_What you will do_
Which lines of the data contain the string "defaults"? Copy every one of them.

_Data_
────
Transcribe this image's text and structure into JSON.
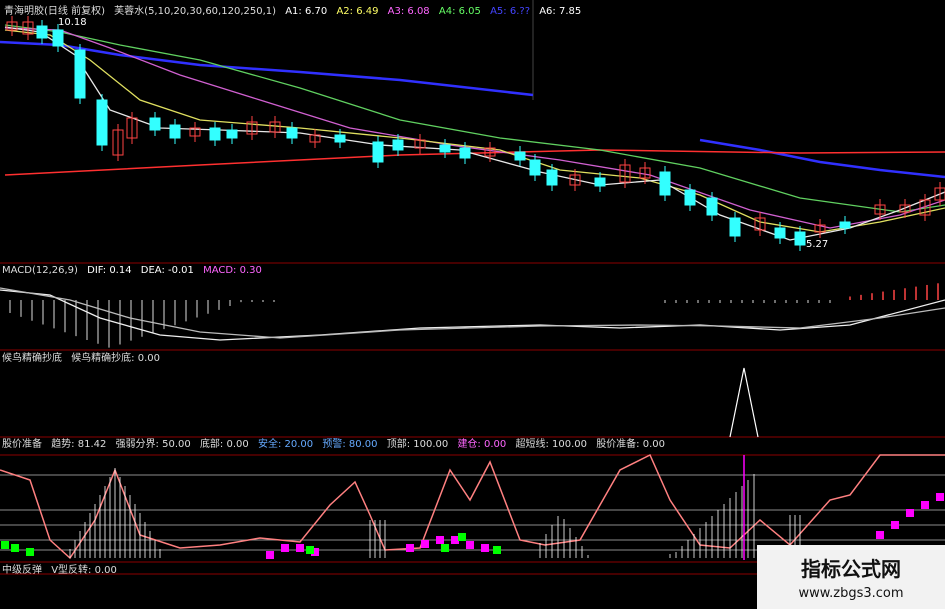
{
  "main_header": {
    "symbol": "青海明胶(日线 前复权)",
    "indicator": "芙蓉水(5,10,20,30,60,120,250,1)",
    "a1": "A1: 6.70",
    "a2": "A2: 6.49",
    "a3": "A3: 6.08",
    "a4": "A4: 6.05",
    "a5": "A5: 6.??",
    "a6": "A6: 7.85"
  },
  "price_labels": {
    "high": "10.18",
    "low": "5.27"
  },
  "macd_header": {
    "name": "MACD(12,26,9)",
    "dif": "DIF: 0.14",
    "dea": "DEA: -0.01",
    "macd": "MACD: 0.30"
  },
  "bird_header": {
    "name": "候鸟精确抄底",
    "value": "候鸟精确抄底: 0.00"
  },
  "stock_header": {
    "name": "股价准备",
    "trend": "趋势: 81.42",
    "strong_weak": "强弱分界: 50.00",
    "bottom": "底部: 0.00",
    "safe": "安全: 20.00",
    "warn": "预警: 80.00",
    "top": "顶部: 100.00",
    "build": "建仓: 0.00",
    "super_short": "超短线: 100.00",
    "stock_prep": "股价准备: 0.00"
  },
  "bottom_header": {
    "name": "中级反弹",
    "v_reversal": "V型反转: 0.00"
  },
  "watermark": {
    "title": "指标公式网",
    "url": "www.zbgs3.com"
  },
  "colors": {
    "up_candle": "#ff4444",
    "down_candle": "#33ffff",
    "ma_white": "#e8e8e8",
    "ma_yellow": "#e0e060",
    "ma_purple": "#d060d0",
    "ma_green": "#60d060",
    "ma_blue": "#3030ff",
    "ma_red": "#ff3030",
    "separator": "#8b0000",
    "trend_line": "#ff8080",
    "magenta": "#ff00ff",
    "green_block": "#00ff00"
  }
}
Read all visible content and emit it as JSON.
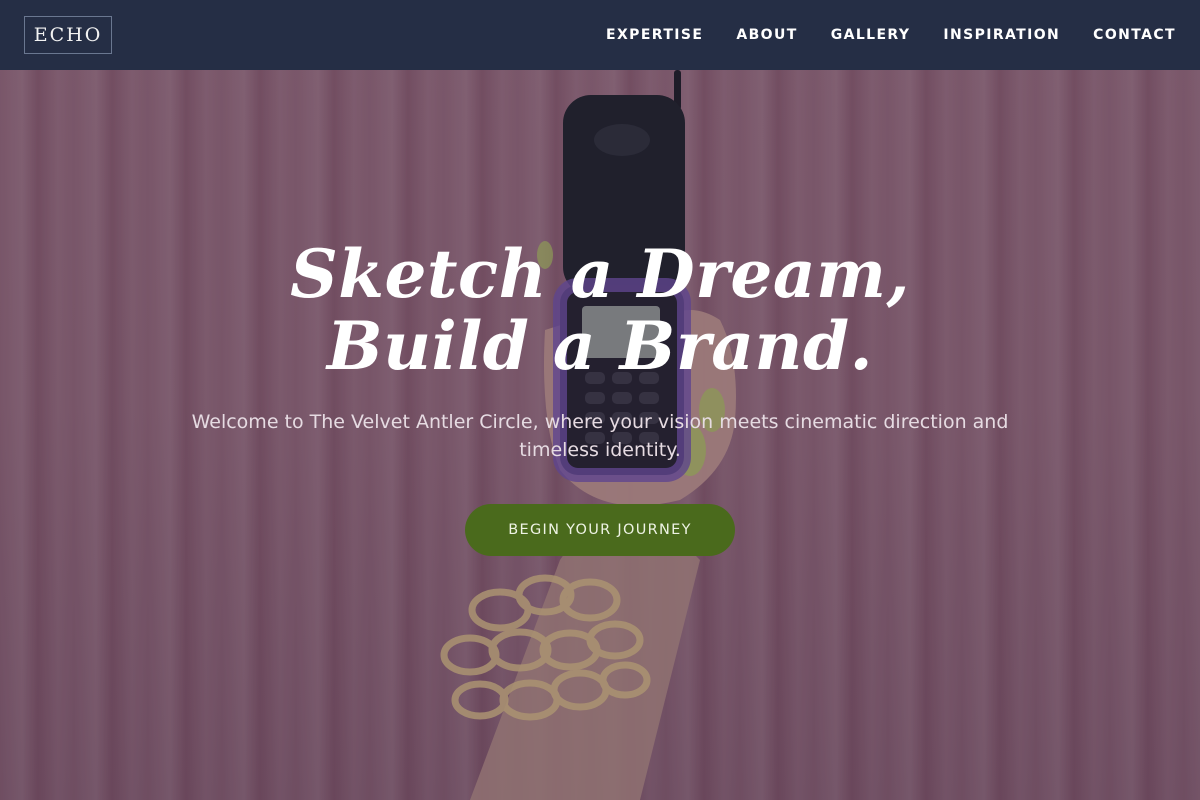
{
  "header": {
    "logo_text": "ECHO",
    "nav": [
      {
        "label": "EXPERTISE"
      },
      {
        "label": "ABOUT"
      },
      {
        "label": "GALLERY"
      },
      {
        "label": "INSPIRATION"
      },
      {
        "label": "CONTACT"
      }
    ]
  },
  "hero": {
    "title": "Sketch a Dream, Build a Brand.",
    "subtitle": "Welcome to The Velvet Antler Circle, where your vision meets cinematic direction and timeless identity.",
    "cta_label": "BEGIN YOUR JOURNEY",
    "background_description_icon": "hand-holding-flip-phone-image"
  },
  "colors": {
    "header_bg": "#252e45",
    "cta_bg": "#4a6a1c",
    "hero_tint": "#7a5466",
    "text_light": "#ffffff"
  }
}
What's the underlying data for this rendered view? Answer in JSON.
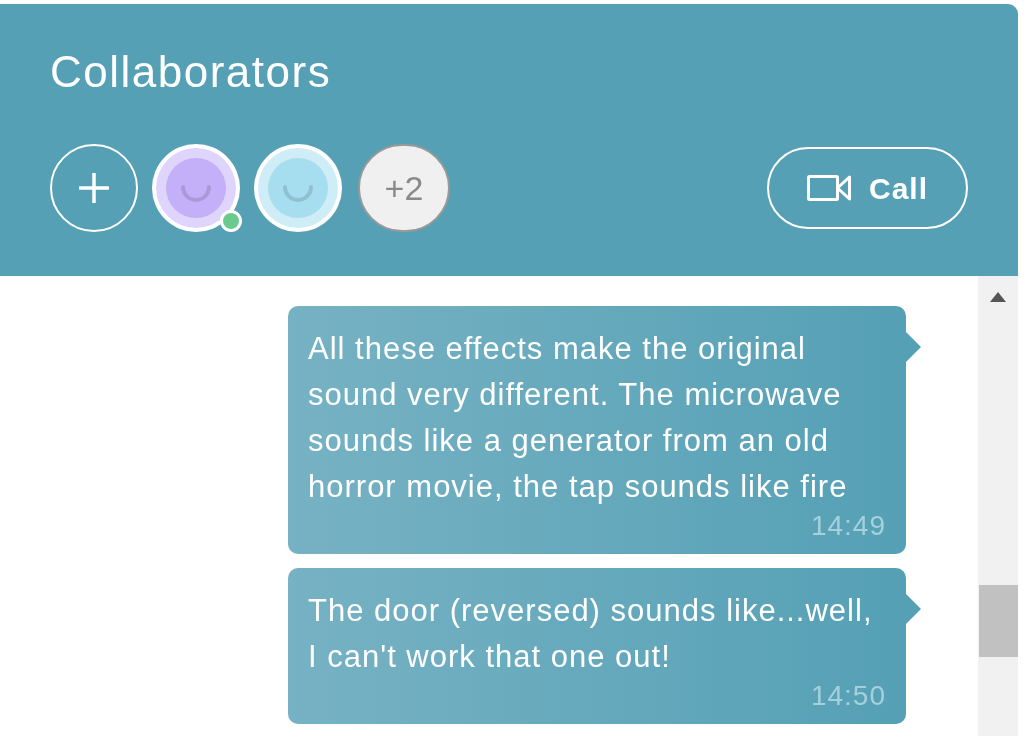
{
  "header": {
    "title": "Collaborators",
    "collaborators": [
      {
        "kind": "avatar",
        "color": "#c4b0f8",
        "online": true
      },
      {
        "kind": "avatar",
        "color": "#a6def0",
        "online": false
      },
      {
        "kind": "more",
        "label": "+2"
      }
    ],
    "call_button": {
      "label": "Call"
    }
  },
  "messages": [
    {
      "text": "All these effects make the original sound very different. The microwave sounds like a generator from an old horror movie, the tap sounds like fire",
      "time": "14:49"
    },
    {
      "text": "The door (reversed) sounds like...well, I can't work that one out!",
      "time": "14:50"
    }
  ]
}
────
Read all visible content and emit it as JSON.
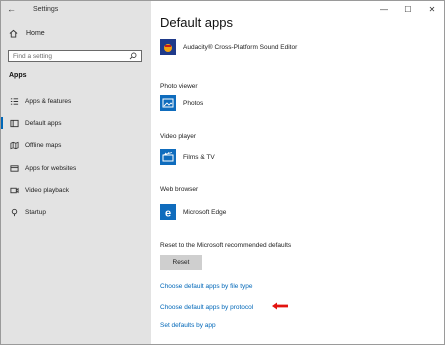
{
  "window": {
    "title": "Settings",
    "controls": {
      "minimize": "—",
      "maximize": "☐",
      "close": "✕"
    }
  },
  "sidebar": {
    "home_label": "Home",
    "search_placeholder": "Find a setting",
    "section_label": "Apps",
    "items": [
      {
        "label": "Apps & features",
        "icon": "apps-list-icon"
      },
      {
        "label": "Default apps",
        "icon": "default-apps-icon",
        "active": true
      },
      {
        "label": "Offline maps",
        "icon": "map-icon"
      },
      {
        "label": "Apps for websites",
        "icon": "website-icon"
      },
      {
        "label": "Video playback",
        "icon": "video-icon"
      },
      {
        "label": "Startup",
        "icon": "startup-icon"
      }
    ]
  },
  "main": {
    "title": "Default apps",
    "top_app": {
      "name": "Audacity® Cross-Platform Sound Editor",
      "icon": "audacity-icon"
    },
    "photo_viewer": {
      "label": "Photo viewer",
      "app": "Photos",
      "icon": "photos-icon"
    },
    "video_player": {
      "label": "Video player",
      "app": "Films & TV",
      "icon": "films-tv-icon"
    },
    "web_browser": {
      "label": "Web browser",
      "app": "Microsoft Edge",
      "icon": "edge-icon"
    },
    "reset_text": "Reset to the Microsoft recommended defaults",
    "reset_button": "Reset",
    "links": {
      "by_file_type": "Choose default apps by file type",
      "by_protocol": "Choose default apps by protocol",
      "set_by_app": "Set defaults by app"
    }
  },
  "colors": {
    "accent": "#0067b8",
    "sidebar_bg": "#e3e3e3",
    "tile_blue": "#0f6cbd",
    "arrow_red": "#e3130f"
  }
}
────
_The answer_
    "reset_text": "Reset to the Microsoft recommended defaults",
      "set_by_app": "Set defaults by app"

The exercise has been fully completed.